When food passes through your stomach, the large intestine soaks up extra water to add bulk to your stools, which are then excreted out. However, sometimes this excess water is retained and passes out through your stools—a problem we refer to as diarrhea or loose motions.
Watery bowels may be caused by a number of reasons, such as food poisoning, stomach bug, a diet devoid of fiber, intestinal parasites and food allergies. Whatever the cause, diarrhea can result in loss of water and minerals from the body.
While diarrhea may not be called a medical emergency, it definitely needs to be looked after. But instead of popping an anti-diarrheal, you can try an age-old remedy to cut short your bathroom trips—eating a banana.
Banana For Diarrhea Relief
Bananas are loaded with pectin, a soluble fiber that soaks up excess fluid in your intestine, slowing down the passage of stools. They are rich in potassium, an essential mineral in the body, which plays a key role in muscle strength, nerve function and heart health. Diarrhea associated dehydration can result in loss of essential minerals from the body and bananas can be useful in replenishing your mineral reserves.
How To Use Them
- Eat one or two ripe bananas in the morning.
- Make a quick smoothie with bananas and yogurt, which is loaded with good bacteria essential for digestion.
- Another unique combination that’s excellent for diarrhea relief is brown rice and mashed banana. Cook half a cup of brown rice until it becomes very soft. Mash one small banana in the rice and eat this for instant relief. Brown rice, which is also rich in fiber, doubles the effect and speeds up recovery.
1. Rabbani GH, Teka T, Saha SK, Zaman B, Majid N, Khatun M, Wahed MA, Fuchs GJ. Green banana and pectin improve small intestinal permeability and reduce fluid loss in Bangladeshi children with persistent diarrhea.
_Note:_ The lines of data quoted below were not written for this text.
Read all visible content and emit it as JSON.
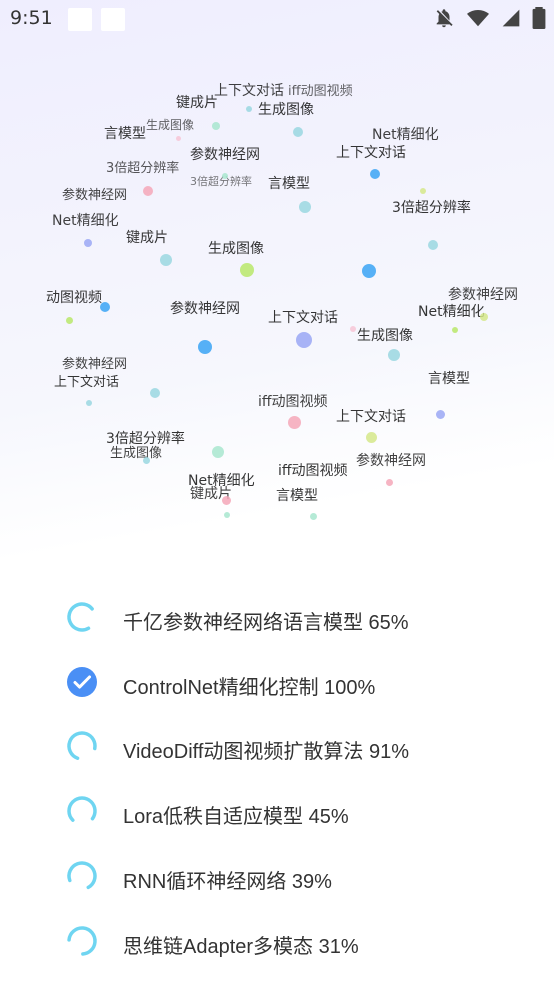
{
  "status_bar": {
    "time": "9:51",
    "icons": [
      "notification-square",
      "notification-square",
      "notifications-off-icon",
      "wifi-icon",
      "signal-icon",
      "battery-icon"
    ]
  },
  "cloud": {
    "words": [
      "上下文对话",
      "iff动图视频",
      "键成片",
      "生成图像",
      "言模型",
      "参数神经网",
      "生成图像",
      "Net精细化",
      "上下文对话",
      "3倍超分辨率",
      "参数神经网",
      "3倍超分辨率",
      "Net精细化",
      "键成片",
      "生成图像",
      "参数神经网",
      "言模型",
      "3倍超分辨率",
      "动图视频",
      "参数神经网",
      "生成图像",
      "上下文对话",
      "参数神经网",
      "上下文对话",
      "言模型",
      "iff动图视频",
      "Net精细化",
      "3倍超分辨率",
      "生成图像",
      "言模型",
      "上下文对话",
      "iff动图视频",
      "Net精细化",
      "键成片",
      "参数神经网"
    ]
  },
  "tasks": [
    {
      "label": "千亿参数神经网络语言模型 65%",
      "status": "loading",
      "progress": 0.65
    },
    {
      "label": "ControlNet精细化控制 100%",
      "status": "done",
      "progress": 1.0
    },
    {
      "label": "VideoDiff动图视频扩散算法 91%",
      "status": "loading",
      "progress": 0.91
    },
    {
      "label": "Lora低秩自适应模型 45%",
      "status": "loading",
      "progress": 0.45
    },
    {
      "label": "RNN循环神经网络 39%",
      "status": "loading",
      "progress": 0.39
    },
    {
      "label": "思维链Adapter多模态 31%",
      "status": "loading",
      "progress": 0.31
    }
  ],
  "colors": {
    "accent": "#4a8ff5",
    "spinner": "#5fd0f0",
    "dots": [
      "#3aa3f5",
      "#a8e6cf",
      "#9ad7e0",
      "#b9e86a",
      "#f4a7b9",
      "#9aa7f5",
      "#f7c6d6",
      "#d5e88a"
    ]
  }
}
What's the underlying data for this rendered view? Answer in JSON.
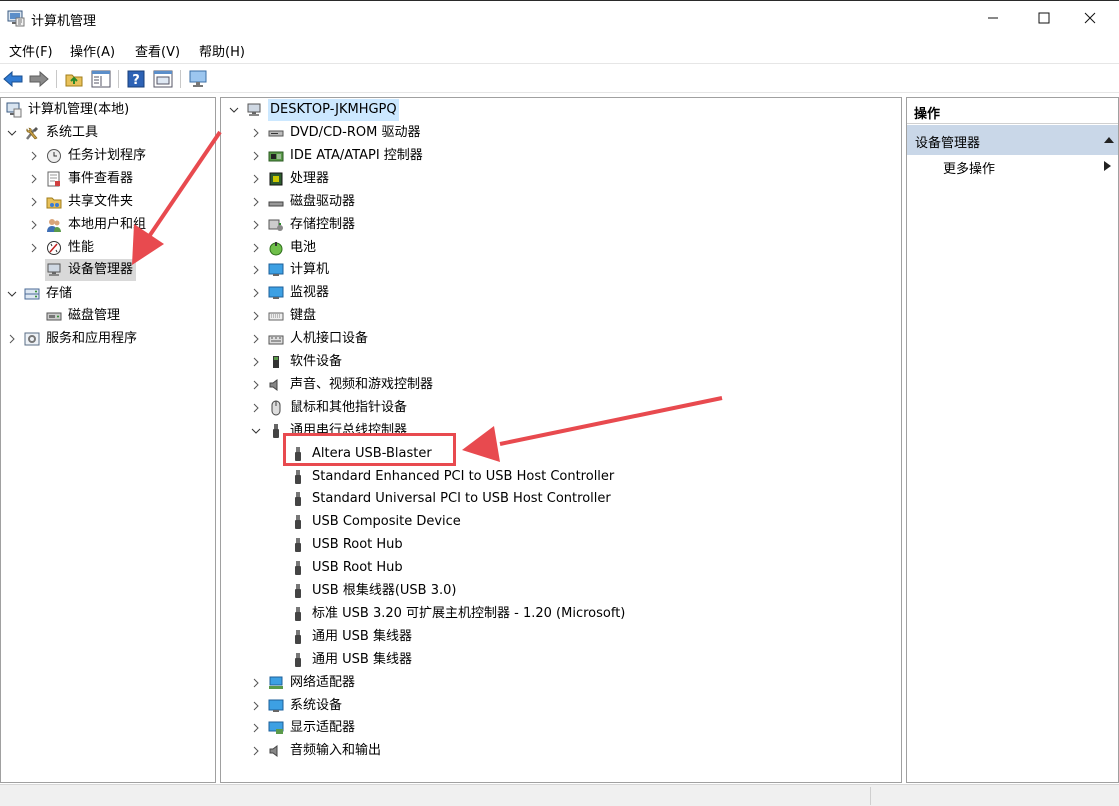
{
  "window": {
    "title": "计算机管理",
    "minimize_glyph": "—",
    "maximize_glyph": "☐",
    "close_glyph": "✕"
  },
  "menu": [
    "文件(F)",
    "操作(A)",
    "查看(V)",
    "帮助(H)"
  ],
  "left_tree": {
    "root": "计算机管理(本地)",
    "system_tools": "系统工具",
    "task_scheduler": "任务计划程序",
    "event_viewer": "事件查看器",
    "shared_folders": "共享文件夹",
    "local_users": "本地用户和组",
    "performance": "性能",
    "device_manager": "设备管理器",
    "storage": "存储",
    "disk_management": "磁盘管理",
    "services_apps": "服务和应用程序"
  },
  "device_tree": {
    "computer_name": "DESKTOP-JKMHGPQ",
    "categories": [
      {
        "label": "DVD/CD-ROM 驱动器",
        "icon": "dvd-drive-icon"
      },
      {
        "label": "IDE ATA/ATAPI 控制器",
        "icon": "ide-controller-icon"
      },
      {
        "label": "处理器",
        "icon": "processor-icon"
      },
      {
        "label": "磁盘驱动器",
        "icon": "disk-drive-icon"
      },
      {
        "label": "存储控制器",
        "icon": "storage-controller-icon"
      },
      {
        "label": "电池",
        "icon": "battery-icon"
      },
      {
        "label": "计算机",
        "icon": "computer-icon"
      },
      {
        "label": "监视器",
        "icon": "monitor-icon"
      },
      {
        "label": "键盘",
        "icon": "keyboard-icon"
      },
      {
        "label": "人机接口设备",
        "icon": "hid-icon"
      },
      {
        "label": "软件设备",
        "icon": "software-device-icon"
      },
      {
        "label": "声音、视频和游戏控制器",
        "icon": "sound-icon"
      },
      {
        "label": "鼠标和其他指针设备",
        "icon": "mouse-icon"
      },
      {
        "label": "通用串行总线控制器",
        "icon": "usb-icon"
      }
    ],
    "usb_children": [
      "Altera USB-Blaster",
      "Standard Enhanced PCI to USB Host Controller",
      "Standard Universal PCI to USB Host Controller",
      "USB Composite Device",
      "USB Root Hub",
      "USB Root Hub",
      "USB 根集线器(USB 3.0)",
      "标准 USB 3.20 可扩展主机控制器 - 1.20 (Microsoft)",
      "通用 USB 集线器",
      "通用 USB 集线器"
    ],
    "after_categories": [
      {
        "label": "网络适配器",
        "icon": "network-adapter-icon"
      },
      {
        "label": "系统设备",
        "icon": "system-device-icon"
      },
      {
        "label": "显示适配器",
        "icon": "display-adapter-icon"
      },
      {
        "label": "音频输入和输出",
        "icon": "audio-io-icon"
      }
    ]
  },
  "actions": {
    "header": "操作",
    "section": "设备管理器",
    "more": "更多操作"
  },
  "colors": {
    "annotation_red": "#e84a4f",
    "selection_gray": "#d9d9d9",
    "action_section_bg": "#c9d7e8",
    "computer_highlight": "#cce8ff"
  }
}
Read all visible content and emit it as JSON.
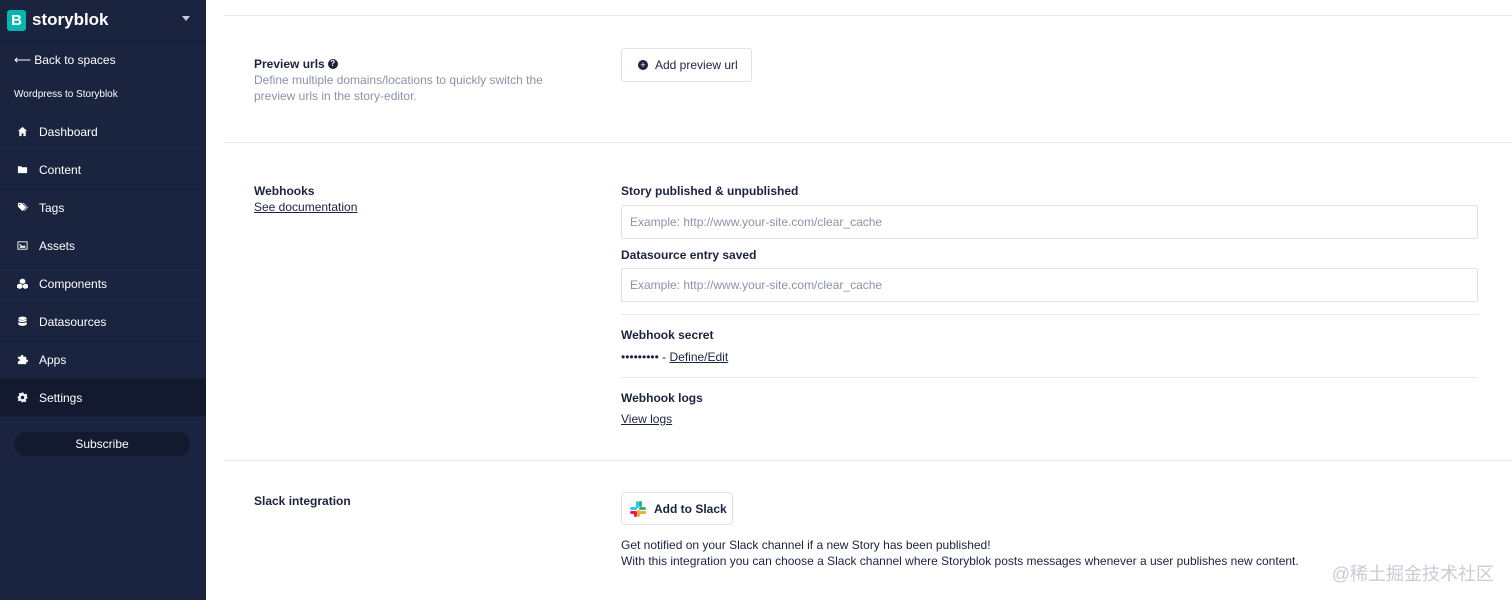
{
  "brand": {
    "name": "storyblok",
    "logo_letter": "B"
  },
  "sidebar": {
    "back_label": "Back to spaces",
    "back_arrow": "⟵",
    "space_name": "Wordpress to Storyblok",
    "items": [
      {
        "label": "Dashboard",
        "icon": "home-icon",
        "active": false
      },
      {
        "label": "Content",
        "icon": "folder-icon",
        "active": false
      },
      {
        "label": "Tags",
        "icon": "tags-icon",
        "active": false
      },
      {
        "label": "Assets",
        "icon": "image-icon",
        "active": false
      },
      {
        "label": "Components",
        "icon": "cubes-icon",
        "active": false
      },
      {
        "label": "Datasources",
        "icon": "database-icon",
        "active": false
      },
      {
        "label": "Apps",
        "icon": "puzzle-icon",
        "active": false
      },
      {
        "label": "Settings",
        "icon": "gear-icon",
        "active": true
      }
    ],
    "subscribe_label": "Subscribe"
  },
  "preview": {
    "title": "Preview urls",
    "help_glyph": "?",
    "description": "Define multiple domains/locations to quickly switch the preview urls in the story-editor.",
    "add_button_label": "Add preview url",
    "add_button_glyph": "+"
  },
  "webhooks": {
    "title": "Webhooks",
    "doc_link": "See documentation",
    "story_label": "Story published & unpublished",
    "story_placeholder": "Example: http://www.your-site.com/clear_cache",
    "datasource_label": "Datasource entry saved",
    "datasource_placeholder": "Example: http://www.your-site.com/clear_cache",
    "secret_label": "Webhook secret",
    "secret_masked": "••••••••• - ",
    "secret_link": "Define/Edit",
    "logs_label": "Webhook logs",
    "logs_link": "View logs"
  },
  "slack": {
    "title": "Slack integration",
    "button_label": "Add to Slack",
    "desc_line1": "Get notified on your Slack channel if a new Story has been published!",
    "desc_line2": "With this integration you can choose a Slack channel where Storyblok posts messages whenever a user publishes new content."
  },
  "watermark": "@稀土掘金技术社区",
  "colors": {
    "sidebar_bg": "#1b243f",
    "brand_accent": "#09b3af",
    "text_primary": "#1b243f",
    "text_muted": "#8b93a7",
    "border": "#dfe3e8"
  }
}
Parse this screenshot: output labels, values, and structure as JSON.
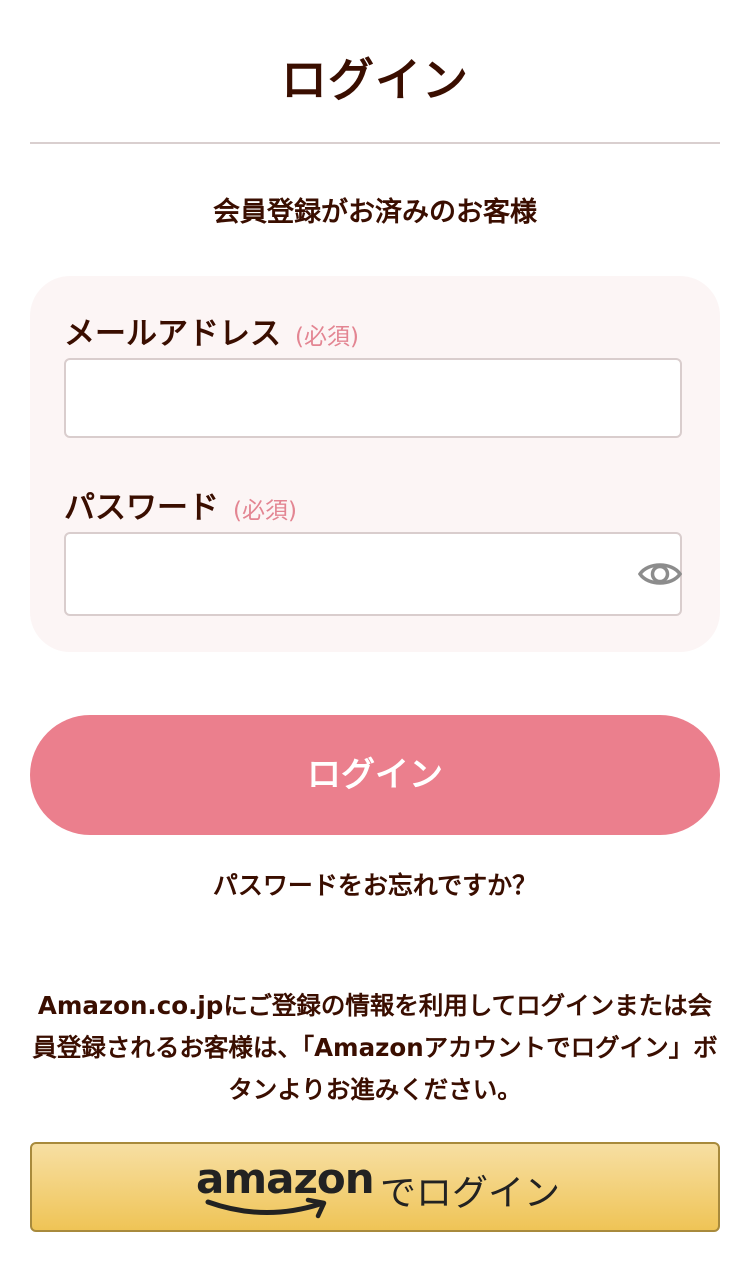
{
  "header": {
    "title": "ログイン"
  },
  "login_section": {
    "title": "会員登録がお済みのお客様",
    "email": {
      "label": "メールアドレス",
      "required": "(必須)",
      "value": ""
    },
    "password": {
      "label": "パスワード",
      "required": "(必須)",
      "value": "",
      "toggle_icon": "eye-icon"
    },
    "submit_label": "ログイン",
    "forgot_link": "パスワードをお忘れですか？"
  },
  "amazon_section": {
    "note": "Amazon.co.jpにご登録の情報を利用してログインまたは会員登録されるお客様は、「Amazonアカウントでログイン」ボタンよりお進みください。",
    "logo_text": "amazon",
    "button_label": "でログイン"
  },
  "colors": {
    "text": "#3a0e00",
    "accent_pink": "#eb7f8d",
    "required_pink": "#e38592",
    "card_bg": "#fcf5f5",
    "amazon_gold": "#efc456"
  }
}
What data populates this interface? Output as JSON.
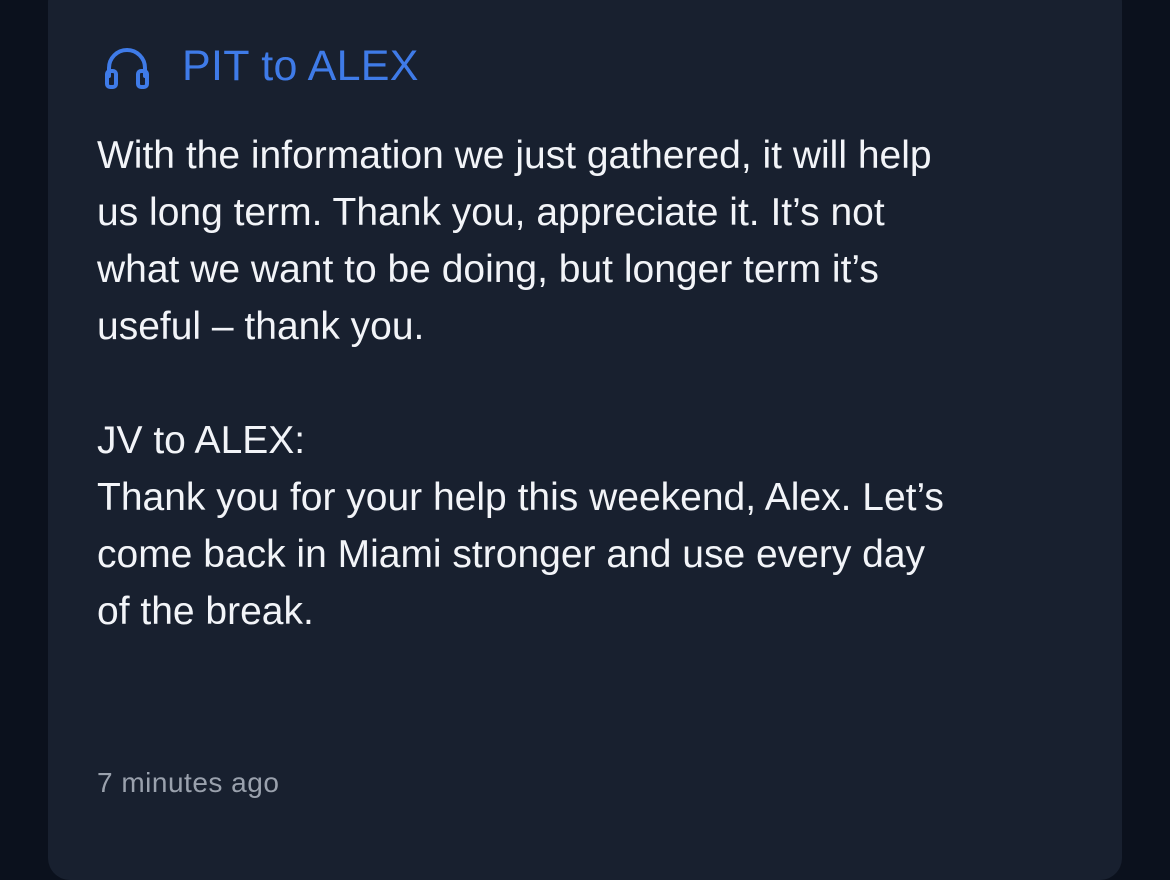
{
  "notification": {
    "icon": "headset-icon",
    "accent_color": "#3f7be8",
    "title": "PIT to ALEX",
    "body": "With the information we just gathered, it will help\nus long term. Thank you, appreciate it. It’s not\nwhat we want to be doing, but longer term it’s\nuseful – thank you.\n\nJV to ALEX:\nThank you for your help this weekend, Alex. Let’s\ncome back in Miami stronger and use every day\nof the break.",
    "timestamp": "7 minutes ago"
  }
}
Dig Dis Sci. 2004 Mar;49(3):475-84. PubMed PMID: 15139502.
2. Emery EA, Ahmad S, Koethe JD, Skipper A, Perlmutter S, Paskin DL. Banana flakes control diarrhea in enterally fed patients. Nutr Clin Pract. 1997 Apr;12(2):72-5. PubMed PMID: 9155405.